**Task directions:** Show each line from the listing that includes the word "this".
═══ Dataset ═══
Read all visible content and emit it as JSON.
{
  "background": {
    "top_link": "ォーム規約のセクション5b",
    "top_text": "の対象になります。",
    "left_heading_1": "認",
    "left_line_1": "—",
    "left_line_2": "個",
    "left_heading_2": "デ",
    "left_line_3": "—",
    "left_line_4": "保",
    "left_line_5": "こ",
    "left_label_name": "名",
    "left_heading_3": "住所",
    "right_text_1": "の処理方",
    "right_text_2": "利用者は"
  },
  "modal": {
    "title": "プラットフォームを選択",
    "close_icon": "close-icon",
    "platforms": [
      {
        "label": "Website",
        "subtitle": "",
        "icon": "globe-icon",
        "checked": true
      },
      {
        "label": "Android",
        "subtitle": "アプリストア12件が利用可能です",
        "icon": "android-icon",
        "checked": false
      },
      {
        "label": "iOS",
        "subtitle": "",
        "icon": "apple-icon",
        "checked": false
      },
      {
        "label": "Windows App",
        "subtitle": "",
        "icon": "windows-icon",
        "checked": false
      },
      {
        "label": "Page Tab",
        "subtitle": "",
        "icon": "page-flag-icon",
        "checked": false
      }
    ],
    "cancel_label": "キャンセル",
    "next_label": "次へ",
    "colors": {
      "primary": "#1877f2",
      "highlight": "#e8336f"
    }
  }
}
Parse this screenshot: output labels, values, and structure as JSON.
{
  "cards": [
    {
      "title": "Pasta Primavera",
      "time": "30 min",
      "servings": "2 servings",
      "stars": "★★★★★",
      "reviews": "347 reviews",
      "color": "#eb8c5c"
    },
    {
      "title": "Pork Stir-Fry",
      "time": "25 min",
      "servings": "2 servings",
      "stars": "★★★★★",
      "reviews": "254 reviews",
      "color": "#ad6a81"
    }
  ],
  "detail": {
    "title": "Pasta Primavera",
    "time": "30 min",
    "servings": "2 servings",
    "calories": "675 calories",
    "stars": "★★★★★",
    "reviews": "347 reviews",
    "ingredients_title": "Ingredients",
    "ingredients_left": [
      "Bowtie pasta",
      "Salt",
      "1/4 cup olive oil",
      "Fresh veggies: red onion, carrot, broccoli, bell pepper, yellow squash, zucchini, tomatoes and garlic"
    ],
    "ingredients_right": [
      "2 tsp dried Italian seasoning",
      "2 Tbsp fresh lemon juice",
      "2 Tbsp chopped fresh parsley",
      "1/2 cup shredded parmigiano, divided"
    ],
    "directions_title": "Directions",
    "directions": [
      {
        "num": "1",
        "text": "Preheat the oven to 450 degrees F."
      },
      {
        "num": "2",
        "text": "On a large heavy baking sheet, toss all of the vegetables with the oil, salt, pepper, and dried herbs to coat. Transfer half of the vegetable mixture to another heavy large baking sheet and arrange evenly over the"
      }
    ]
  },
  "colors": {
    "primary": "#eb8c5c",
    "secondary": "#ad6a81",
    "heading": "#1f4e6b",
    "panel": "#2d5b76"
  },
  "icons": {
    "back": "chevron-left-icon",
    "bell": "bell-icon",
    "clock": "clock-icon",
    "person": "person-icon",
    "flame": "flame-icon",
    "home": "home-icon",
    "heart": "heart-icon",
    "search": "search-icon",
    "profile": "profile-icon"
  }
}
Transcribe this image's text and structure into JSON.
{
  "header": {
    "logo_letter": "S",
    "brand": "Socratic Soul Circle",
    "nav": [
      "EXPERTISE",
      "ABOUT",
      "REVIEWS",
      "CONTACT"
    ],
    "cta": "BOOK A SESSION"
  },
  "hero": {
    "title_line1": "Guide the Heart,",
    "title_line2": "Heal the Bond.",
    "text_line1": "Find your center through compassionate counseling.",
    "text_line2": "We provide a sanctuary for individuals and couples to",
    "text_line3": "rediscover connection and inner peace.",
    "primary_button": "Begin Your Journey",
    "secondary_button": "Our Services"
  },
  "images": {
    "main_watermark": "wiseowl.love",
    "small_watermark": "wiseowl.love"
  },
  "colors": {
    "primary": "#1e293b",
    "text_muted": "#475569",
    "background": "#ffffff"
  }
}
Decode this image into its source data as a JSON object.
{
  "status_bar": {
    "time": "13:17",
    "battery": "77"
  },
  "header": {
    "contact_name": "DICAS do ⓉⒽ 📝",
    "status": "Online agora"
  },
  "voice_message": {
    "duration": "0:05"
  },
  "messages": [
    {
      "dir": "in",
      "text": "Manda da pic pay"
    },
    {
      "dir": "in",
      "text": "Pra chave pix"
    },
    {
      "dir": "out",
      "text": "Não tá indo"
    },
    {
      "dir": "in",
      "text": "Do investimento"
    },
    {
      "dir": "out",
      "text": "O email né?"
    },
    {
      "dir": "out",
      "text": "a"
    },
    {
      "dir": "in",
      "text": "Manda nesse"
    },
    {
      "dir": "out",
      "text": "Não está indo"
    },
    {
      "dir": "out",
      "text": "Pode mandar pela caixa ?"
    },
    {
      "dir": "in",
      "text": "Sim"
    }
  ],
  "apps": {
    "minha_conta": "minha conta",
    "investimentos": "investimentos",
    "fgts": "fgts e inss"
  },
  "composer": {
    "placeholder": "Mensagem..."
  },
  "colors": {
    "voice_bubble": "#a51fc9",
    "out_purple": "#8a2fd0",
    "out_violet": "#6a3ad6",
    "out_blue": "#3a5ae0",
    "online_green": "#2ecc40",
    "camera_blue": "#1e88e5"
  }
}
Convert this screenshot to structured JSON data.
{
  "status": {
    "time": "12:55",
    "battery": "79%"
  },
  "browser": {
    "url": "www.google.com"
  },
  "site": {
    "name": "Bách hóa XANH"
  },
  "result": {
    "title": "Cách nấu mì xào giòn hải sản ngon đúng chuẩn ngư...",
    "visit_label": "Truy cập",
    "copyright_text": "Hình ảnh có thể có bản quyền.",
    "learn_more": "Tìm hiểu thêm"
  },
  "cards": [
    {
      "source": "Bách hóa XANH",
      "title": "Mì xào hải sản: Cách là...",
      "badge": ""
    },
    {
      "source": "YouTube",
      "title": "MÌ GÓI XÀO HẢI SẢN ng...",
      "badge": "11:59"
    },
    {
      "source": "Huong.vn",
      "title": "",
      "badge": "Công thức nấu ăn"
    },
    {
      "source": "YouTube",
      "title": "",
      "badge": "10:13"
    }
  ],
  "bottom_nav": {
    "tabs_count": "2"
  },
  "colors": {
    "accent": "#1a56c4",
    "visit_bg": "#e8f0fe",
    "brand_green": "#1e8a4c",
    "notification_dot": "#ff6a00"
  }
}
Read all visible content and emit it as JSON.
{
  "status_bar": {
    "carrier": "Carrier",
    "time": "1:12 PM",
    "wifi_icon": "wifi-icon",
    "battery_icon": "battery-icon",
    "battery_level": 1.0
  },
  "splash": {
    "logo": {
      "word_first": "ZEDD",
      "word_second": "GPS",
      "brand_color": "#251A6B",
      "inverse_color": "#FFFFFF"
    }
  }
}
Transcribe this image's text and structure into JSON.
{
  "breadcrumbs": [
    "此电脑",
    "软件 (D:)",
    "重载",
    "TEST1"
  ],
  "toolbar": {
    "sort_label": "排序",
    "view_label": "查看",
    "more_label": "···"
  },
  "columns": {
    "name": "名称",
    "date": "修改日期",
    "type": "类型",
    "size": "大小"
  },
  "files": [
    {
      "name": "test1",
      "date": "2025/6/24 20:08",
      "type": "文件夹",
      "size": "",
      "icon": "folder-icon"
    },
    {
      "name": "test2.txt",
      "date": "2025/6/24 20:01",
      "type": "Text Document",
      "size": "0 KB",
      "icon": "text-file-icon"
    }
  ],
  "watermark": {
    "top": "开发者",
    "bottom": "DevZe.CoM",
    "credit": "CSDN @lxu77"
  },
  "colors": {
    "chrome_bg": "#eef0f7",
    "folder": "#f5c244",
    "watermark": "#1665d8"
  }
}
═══
**Answer:**
Parse this screenshot: output labels, values, and structure as JSON.
Transcribe this image's text and structure into JSON.
Decode this image into its source data as a JSON object.
Convert this screenshot to structured JSON data.
Transcribe this image's text and structure into JSON.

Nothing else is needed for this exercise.